Trajectory Scaling is the main block deployed for safe trajectory tracking in this example. At each time step ti, the original time stamp is calculated as ti=ti-1+Δt. However, when the robot collides with an unexpected object, the increasing torque and deviance from the planned trajectory can be destructive for both the robot and the object. The main idea of trajectory scaling is to calculate the time stamp as ti=ti-1+fs(qd,q˙d,q¨d,τmea)Δt by introducing fs(qd,q˙d,q¨d,τmea)[-1,1], which is a function of the desired motion and measured torque τmea.

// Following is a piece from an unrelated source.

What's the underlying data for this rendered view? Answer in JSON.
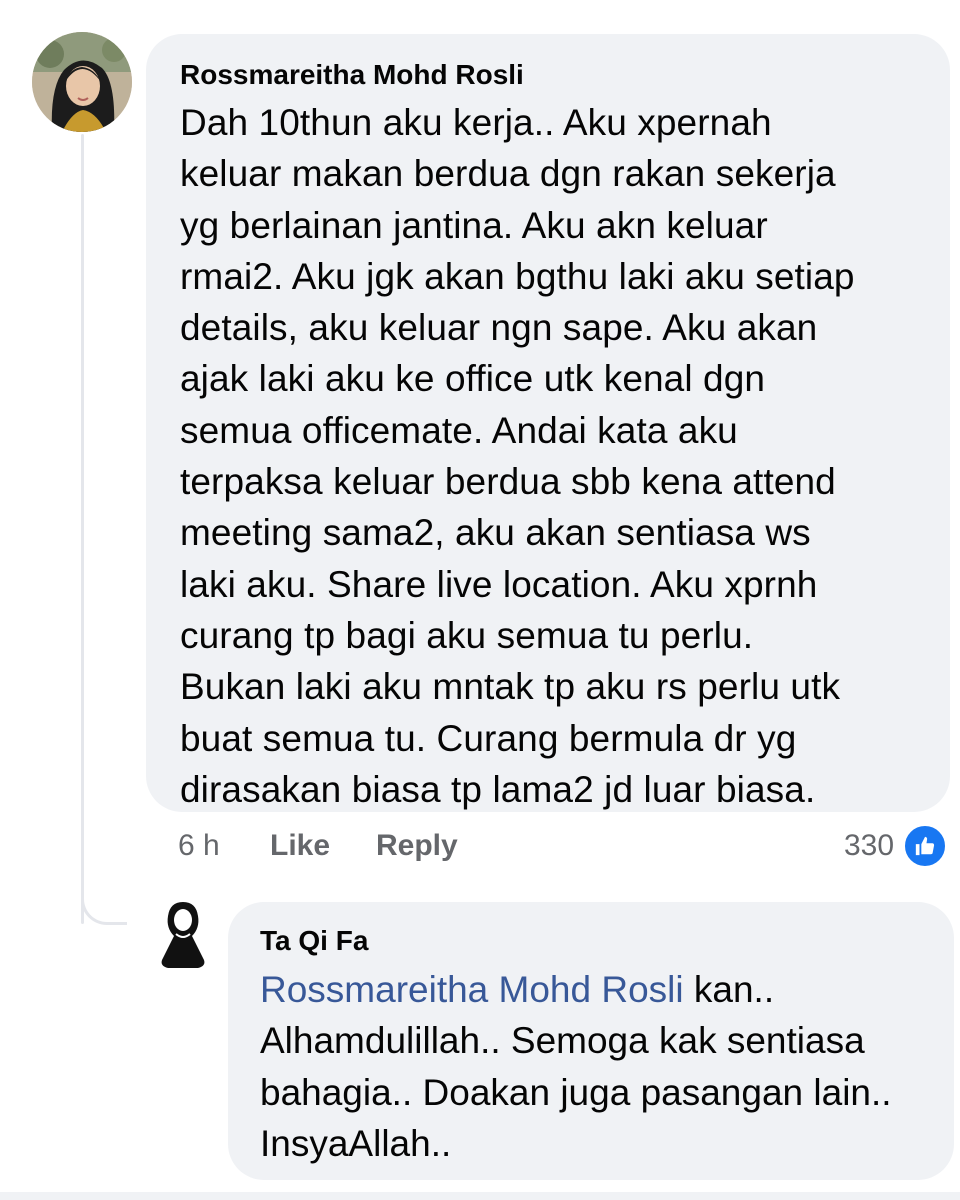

The function fs() controls the speed of the robot motion and is determined based on the interference felt by the robot. If the measured torques are greater than expected, fs() is decreased to make the robot slow down or even move backward until the desired torques are achieved. These values of fs() have the following effects on the robot's motion:

  • fs()>0, the robot moves forward (fs()=1 is the normal speed).

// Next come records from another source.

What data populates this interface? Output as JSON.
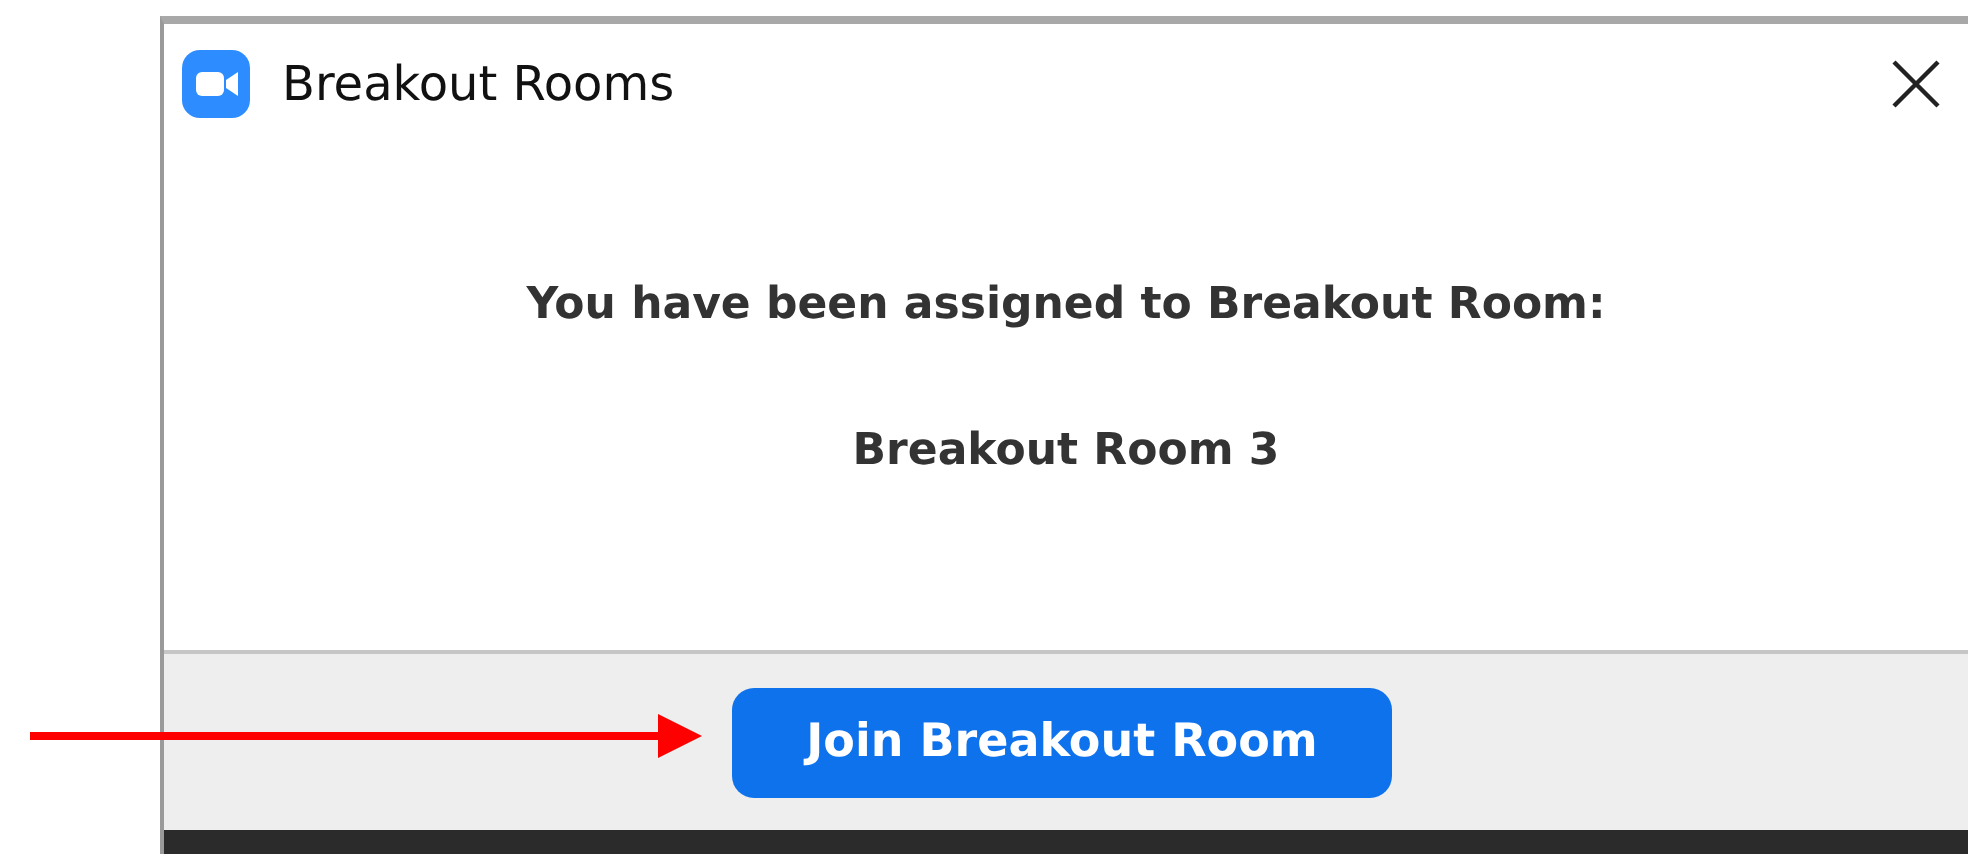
{
  "window": {
    "title": "Breakout Rooms"
  },
  "message": "You have been assigned to Breakout Room:",
  "room_name": "Breakout Room 3",
  "button": "Join Breakout Room"
}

  • fs()=0, the robot stops.

  • fs()<0, the robot moves backward.

In the Trajectory Scaling block, it is required to estimate the external torque τˆext=τmea-τˆ to calculate fs(), where τmea is the measured torque from the Simscape model, and τˆ is the expected torque of the desired motion on the previous time stamp. In the External Torque Observer section of the model, the Inverse Dynamics block calculates the expected torque which is subtracted from the measure torque. Expected torque is: τˆ=M(qd)(q¨d)+C(qd,q˙d)q˙d+G(qd).

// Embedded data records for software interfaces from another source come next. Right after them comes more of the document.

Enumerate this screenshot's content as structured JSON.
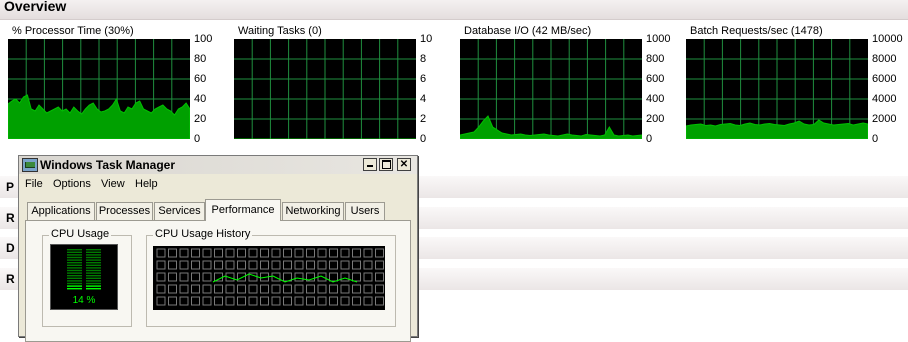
{
  "overview": {
    "title": "Overview"
  },
  "graphs": [
    {
      "title": "% Processor Time (30%)",
      "ticks": [
        "100",
        "80",
        "60",
        "40",
        "20",
        "0"
      ],
      "max": 100,
      "values": [
        35,
        38,
        40,
        36,
        42,
        44,
        30,
        28,
        34,
        30,
        26,
        28,
        30,
        32,
        28,
        30,
        26,
        32,
        28,
        25,
        30,
        34,
        36,
        30,
        27,
        28,
        30,
        34,
        40,
        28,
        26,
        32,
        30,
        36,
        38,
        30,
        28,
        26,
        30,
        32,
        34,
        30,
        28,
        24,
        30,
        32,
        36,
        30
      ]
    },
    {
      "title": "Waiting Tasks (0)",
      "ticks": [
        "10",
        "8",
        "6",
        "4",
        "2",
        "0"
      ],
      "max": 10,
      "values": [
        0,
        0,
        0,
        0,
        0,
        0,
        0,
        0,
        0,
        0,
        0,
        0,
        0,
        0,
        0,
        0,
        0,
        0,
        0,
        0
      ]
    },
    {
      "title": "Database I/O (42 MB/sec)",
      "ticks": [
        "1000",
        "800",
        "600",
        "400",
        "200",
        "0"
      ],
      "max": 1000,
      "values": [
        40,
        50,
        60,
        70,
        120,
        180,
        230,
        120,
        90,
        60,
        50,
        40,
        45,
        50,
        40,
        35,
        40,
        45,
        50,
        40,
        35,
        30,
        40,
        50,
        40,
        35,
        30,
        45,
        40,
        35,
        30,
        40,
        120,
        40,
        30,
        35,
        40,
        30,
        35,
        40
      ]
    },
    {
      "title": "Batch Requests/sec (1478)",
      "ticks": [
        "10000",
        "8000",
        "6000",
        "4000",
        "2000",
        "0"
      ],
      "max": 10000,
      "values": [
        1300,
        1400,
        1450,
        1500,
        1350,
        1400,
        1300,
        1450,
        1500,
        1550,
        1400,
        1350,
        1500,
        1600,
        1450,
        1400,
        1500,
        1550,
        1450,
        1400,
        1350,
        1500,
        1600,
        1800,
        1500,
        1400,
        1450,
        1900,
        1600,
        1500,
        1400,
        1450,
        1500,
        1550,
        1400,
        1500,
        1600,
        1500
      ]
    }
  ],
  "sections": [
    "P",
    "R",
    "D",
    "R"
  ],
  "taskmanager": {
    "title": "Windows Task Manager",
    "menu": [
      "File",
      "Options",
      "View",
      "Help"
    ],
    "tabs": [
      "Applications",
      "Processes",
      "Services",
      "Performance",
      "Networking",
      "Users"
    ],
    "active_tab": "Performance",
    "cpu_usage_label": "CPU Usage",
    "cpu_usage_value": "14 %",
    "cpu_usage_level": 0.14,
    "cpu_history_label": "CPU Usage History"
  },
  "colors": {
    "graph_line": "#00c000",
    "graph_fill": "#00a000",
    "graph_grid": "#1f8f3f"
  }
}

In the Desired Motion area, the output of the trajectory scaling algorithm is fed as an input to a Polynomial Trajectory block. This block compute a quintic polynomial trajectory given the known values of q0 and q1 and their boundary conditions of zero velocity and acceleration. It outputs the position, velocity, and acceleration: qd(t), q˙d(t), and q¨d(t), which are fed to the Computed Torque Controller subsystem.

Simscape Multibody Robot Model and Simple Contact Mechanics

The Simscape Multibody robot model is imported from the same .urdf file using smimport, where a set of torque actuators and sensors for joint torque, joint position and velocity are added. A contact mechanism block simulates the reaction force between the end effector and the obstacle as a sphere and a plane, where a simple linear spring-damper model is used.

Note: The contact mechanism has only been implemented between the end effector and the planar object. Therefore, other parts of the robot arm may still pass through the obstacle.

Run the Model

Run the model and observe the behavior of Sawyer in the robot simulator and interact with it.

First, open the viewer by clicking on the scope icon shown below on the left of the Simscape model block. The scope displays signals including the joint torques, reaction contact force between the end effector and the planar object, and the time stamp for calculating desired motion for trajectory tracking.

Toggle the trajectory scaling switch to "Off".

Use the following command or click Run to start the simulation.


You should see the arm collide with the object yielding high torque inputs and a large reaction force. Note in this case the original time stamp is used. Stop the simulation afterwards.

Now, toggle trajectory scaling switch to On and rerun the model.

Notice the differences in the computed torques and the reduced reaction force after the collision.

While the simulation is running, adjust the slider to move the object towards or away from the robot. The robot should react to its position while still trying to execute the trajectory safely.


This example showed how to use robotics manipulator blocks in Simulink to design a computed torque controller, and integrate it with trajectory scaling and dynamic simulation in Simscape Multibody to achieve safe trajectory tracking. The resultant torque, reaction force, and time stamp demonstrated the capability of trajectory scaling for performing safe trajectory tracking.